Building on the campaign’s success, the Berkeley Public Library Foundation will continue its work to raise funds and advocate for the library, helping it thrive and meet changing needs in years to come.

“Our donors and volunteers want strong libraries because they know their importance to a vibrant community,” said Diane Davenport, president of the Friends of the Berkeley Public Library and a member of the foundation board. “In this Information Age we know one thing is true: Ask the Internet and get a thousand answers, ask a librarian and get the right one.”


In 2008, Berkeley voters generously passed Measure FF, a $26 million bond for rebuilding, structurally renovating and improving accessibility at the four branch libraries: Claremont, North, South — including the popular Tool Lending Library — and West, home of Berkeley Reads, the life-changing adult literacy program.

In the spring of this year, North Branch and Claremont Branch reopened after the completion of historically sensitive restoration. Both Branches feature new and restored furniture, upgraded computers, reimagined lighting, and more—a direct result of community support for the Neighborhood Libraries Campaign.
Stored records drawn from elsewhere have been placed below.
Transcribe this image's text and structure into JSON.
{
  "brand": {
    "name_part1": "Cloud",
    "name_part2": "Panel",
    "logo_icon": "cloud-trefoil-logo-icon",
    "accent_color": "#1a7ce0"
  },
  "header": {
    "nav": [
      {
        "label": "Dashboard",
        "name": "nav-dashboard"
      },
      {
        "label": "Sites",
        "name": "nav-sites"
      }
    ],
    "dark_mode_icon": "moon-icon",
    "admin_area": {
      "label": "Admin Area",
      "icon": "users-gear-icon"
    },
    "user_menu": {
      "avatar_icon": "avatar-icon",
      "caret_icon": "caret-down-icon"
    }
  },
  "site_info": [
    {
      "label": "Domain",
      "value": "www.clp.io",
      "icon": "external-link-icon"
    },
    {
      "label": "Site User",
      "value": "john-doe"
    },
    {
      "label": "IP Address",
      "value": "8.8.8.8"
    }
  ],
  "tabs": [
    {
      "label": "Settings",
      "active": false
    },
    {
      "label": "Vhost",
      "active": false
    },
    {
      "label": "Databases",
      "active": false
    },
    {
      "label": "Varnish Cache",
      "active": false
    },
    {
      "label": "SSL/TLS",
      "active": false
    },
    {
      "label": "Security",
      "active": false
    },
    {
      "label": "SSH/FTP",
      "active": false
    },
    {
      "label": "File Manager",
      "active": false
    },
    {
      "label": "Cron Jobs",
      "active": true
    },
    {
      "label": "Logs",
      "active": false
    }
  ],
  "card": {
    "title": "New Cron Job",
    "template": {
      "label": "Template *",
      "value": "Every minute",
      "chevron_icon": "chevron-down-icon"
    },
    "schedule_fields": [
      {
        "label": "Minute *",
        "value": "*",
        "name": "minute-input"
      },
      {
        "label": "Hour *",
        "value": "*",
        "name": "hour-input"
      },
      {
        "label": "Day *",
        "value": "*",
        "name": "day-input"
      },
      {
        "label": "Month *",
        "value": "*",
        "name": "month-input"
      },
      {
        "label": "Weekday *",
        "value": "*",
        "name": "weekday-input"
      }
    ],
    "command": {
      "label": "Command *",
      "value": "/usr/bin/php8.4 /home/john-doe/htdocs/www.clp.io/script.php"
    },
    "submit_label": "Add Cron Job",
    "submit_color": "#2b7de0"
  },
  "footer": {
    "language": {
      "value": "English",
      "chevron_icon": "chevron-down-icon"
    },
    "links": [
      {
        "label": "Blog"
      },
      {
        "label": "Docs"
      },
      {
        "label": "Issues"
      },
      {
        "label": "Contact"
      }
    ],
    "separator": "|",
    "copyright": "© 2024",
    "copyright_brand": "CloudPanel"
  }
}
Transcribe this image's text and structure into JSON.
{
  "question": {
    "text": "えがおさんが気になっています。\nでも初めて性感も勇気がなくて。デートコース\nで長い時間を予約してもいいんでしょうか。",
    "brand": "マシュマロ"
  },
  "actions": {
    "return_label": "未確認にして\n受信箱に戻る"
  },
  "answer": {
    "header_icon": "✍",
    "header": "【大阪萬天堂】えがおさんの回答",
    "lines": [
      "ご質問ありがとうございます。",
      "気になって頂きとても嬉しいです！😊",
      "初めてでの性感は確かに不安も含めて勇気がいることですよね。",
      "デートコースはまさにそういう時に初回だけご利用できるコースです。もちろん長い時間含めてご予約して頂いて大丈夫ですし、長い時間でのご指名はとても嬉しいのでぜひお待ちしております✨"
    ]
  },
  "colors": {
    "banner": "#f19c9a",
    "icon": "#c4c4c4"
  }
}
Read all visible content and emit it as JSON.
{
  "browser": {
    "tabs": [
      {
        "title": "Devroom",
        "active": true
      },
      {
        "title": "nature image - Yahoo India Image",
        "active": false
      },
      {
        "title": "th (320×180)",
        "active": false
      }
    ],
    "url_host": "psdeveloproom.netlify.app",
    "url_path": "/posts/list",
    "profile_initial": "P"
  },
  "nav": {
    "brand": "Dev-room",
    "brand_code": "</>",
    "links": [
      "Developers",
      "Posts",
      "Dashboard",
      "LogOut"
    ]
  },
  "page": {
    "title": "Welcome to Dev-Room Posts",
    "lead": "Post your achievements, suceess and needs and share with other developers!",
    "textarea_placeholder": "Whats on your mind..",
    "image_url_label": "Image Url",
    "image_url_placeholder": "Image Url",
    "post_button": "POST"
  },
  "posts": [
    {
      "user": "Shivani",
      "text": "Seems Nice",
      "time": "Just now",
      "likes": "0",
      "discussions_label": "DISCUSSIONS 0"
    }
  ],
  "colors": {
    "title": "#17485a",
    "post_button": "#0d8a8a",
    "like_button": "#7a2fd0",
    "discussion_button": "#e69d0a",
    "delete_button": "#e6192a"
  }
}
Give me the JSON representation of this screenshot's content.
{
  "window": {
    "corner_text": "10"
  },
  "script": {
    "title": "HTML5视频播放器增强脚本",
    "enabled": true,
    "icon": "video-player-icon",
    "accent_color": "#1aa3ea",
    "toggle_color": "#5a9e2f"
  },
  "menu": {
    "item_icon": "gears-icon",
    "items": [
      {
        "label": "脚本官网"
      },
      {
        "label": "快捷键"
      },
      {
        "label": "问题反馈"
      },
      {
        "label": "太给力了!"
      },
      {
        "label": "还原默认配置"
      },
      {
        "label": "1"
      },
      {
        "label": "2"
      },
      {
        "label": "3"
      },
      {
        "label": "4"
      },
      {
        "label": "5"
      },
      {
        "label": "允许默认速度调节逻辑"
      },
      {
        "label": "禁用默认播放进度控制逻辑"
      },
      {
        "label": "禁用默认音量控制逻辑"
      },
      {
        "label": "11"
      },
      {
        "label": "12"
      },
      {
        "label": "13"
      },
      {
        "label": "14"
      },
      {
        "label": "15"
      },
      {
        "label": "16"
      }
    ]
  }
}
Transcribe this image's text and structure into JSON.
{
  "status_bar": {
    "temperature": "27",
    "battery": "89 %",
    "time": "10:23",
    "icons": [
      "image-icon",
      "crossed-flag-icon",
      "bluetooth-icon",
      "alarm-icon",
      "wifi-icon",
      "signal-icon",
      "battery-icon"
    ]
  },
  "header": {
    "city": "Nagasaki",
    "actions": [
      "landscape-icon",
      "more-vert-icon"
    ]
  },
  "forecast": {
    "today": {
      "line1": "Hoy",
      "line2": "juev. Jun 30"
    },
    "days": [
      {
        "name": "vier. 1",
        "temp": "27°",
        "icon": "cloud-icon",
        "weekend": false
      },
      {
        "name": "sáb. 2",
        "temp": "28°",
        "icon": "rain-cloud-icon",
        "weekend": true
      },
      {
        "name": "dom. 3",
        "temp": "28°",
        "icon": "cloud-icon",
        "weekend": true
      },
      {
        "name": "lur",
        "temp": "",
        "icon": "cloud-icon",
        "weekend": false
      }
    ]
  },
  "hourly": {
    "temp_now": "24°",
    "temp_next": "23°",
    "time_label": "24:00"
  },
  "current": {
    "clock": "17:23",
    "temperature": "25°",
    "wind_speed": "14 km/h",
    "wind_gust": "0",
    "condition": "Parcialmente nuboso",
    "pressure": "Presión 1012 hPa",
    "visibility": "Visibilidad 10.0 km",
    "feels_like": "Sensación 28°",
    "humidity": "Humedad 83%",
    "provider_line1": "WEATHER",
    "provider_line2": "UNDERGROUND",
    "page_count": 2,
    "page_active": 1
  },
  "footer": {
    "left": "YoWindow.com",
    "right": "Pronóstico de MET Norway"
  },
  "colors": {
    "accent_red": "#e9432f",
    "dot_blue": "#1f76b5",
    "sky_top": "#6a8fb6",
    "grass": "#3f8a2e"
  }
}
The Campaign makes possible the crucial interior improvements not covered by the original bond measure.

  • Modern computer stations provide Internet access for all Berkeley residents, from students working on papers to adults seeking jobs.
  • Interactive “playblocks”—bright, oversized cubes designed by literacy specialists—help young children learn and grow.
  • Whiteboards and other additions to new, teens-only spaces create a fun, productive environment for afterschool hours and summer breaks.
  • Projectors and microphones in free community meeting rooms ensure an effective, accessible setting for neighborhood gatherings.
  • Vintage tables and chairs of solid wood and wrought iron, lovingly restored by local craftspeople, beautify our reading rooms.

Construction is underway at the South Branch, home to the popular Tool Lending Library. The highly anticipated new building has been designed as a hub of learning and empowerment for a neighborhood that relies heavily on its library programs.

The West Branch—home to Berkeley Reads, the life-changing, award-winning family literacy program—will soon be reborn as a spacious, cutting-edge and solar-powered neighborhood resource, enlivening this central, under-served part of our city.

We’re nearly three-quarters of the way to the Campaign’s $3.5 million goal, and it’s clear that working together works wonders. The Foundation is now raising the final $1 million to ensure that our well-used, well-loved branch libraries meet the needs of all Berkeley residents—no matter their neighborhood, background, income or education—now and into the future.
Every gift to the Campaign moves us closer to making Berkeley better.

Can we count on your contribution today?

FAQs about The Neighborhood Libraries Campaign.

Capital Campaign Committee

Linda Schacht Gage, Chair
Christopher Adams
Donna Corbeil
Fredrica Drotos
Abigail Franklin
Sophie Hahn
Trish Hawthorne
Mary O’Neill
Trina Ostrander
Terry Powell
Amy Roth
Stephen Silberstein
Elisabeth Watson

“The best things that the Berkeley Public Libraries provide are the after-school and summer programs for teenagers. After school is when we’re all vulnerable to reckless procrastination and trivial drama that comes along with middle or high school. Having something to do with our free time, that we’re actually interested in, is the grandest gift anyone can give us.”
—Jasmine Dominguez, Student Worker,
North Branch